• **AIM OF THE EXERCISE**
How many lines in the data below include the word "Sheets"? Respond with the number, nothing more.

• **EXERCISE MATERIALS**
========

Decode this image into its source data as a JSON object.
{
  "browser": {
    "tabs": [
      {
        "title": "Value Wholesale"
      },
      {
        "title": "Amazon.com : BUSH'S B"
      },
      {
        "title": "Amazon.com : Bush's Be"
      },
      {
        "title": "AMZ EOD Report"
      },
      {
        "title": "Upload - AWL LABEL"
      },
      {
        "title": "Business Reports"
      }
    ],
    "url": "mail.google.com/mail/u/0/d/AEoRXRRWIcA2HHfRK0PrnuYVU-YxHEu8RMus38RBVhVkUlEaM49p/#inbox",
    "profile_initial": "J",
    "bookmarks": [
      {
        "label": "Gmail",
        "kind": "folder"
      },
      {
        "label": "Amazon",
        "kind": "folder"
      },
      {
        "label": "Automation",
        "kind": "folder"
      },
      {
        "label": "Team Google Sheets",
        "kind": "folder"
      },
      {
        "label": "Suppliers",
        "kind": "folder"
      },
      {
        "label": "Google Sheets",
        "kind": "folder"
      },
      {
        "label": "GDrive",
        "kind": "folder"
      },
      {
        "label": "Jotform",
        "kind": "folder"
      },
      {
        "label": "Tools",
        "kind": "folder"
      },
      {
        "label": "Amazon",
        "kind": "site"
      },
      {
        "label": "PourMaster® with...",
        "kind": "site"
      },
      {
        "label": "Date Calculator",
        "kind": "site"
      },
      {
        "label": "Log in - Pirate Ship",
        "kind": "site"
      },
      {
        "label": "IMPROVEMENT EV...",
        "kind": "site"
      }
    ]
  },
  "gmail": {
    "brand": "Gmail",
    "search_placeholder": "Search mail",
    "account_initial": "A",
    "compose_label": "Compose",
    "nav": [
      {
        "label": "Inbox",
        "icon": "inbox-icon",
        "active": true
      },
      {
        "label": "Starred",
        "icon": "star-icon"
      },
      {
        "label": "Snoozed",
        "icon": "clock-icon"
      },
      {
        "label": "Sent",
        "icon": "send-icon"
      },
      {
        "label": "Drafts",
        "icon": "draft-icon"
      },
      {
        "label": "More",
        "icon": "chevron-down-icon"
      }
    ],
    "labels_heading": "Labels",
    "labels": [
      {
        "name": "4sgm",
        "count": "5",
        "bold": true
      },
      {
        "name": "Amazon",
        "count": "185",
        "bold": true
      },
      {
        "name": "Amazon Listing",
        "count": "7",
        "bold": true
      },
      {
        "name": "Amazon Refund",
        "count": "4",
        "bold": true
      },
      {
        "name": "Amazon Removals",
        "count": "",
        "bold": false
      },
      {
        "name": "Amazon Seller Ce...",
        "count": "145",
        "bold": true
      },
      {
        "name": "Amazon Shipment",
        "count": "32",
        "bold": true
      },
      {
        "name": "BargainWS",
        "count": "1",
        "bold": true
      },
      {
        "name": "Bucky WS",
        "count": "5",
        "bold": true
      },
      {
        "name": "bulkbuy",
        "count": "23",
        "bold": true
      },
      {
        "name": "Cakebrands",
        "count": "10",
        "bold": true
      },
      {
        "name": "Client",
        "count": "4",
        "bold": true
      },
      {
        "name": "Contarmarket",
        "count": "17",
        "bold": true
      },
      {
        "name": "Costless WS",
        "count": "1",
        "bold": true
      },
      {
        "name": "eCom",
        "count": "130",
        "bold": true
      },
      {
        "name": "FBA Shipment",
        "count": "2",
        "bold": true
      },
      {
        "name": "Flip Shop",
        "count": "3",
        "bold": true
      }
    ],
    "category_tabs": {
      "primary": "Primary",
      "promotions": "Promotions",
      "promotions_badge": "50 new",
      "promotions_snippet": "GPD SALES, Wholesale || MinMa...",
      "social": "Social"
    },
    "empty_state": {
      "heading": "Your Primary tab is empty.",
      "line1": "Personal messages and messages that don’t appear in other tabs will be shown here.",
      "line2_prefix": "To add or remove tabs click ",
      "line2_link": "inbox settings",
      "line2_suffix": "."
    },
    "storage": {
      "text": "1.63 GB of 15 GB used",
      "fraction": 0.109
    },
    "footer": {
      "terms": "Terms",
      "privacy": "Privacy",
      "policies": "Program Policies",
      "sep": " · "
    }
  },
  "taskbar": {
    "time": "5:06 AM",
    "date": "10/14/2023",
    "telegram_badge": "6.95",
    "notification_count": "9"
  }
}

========

• **WRITTEN SOLUTION**
2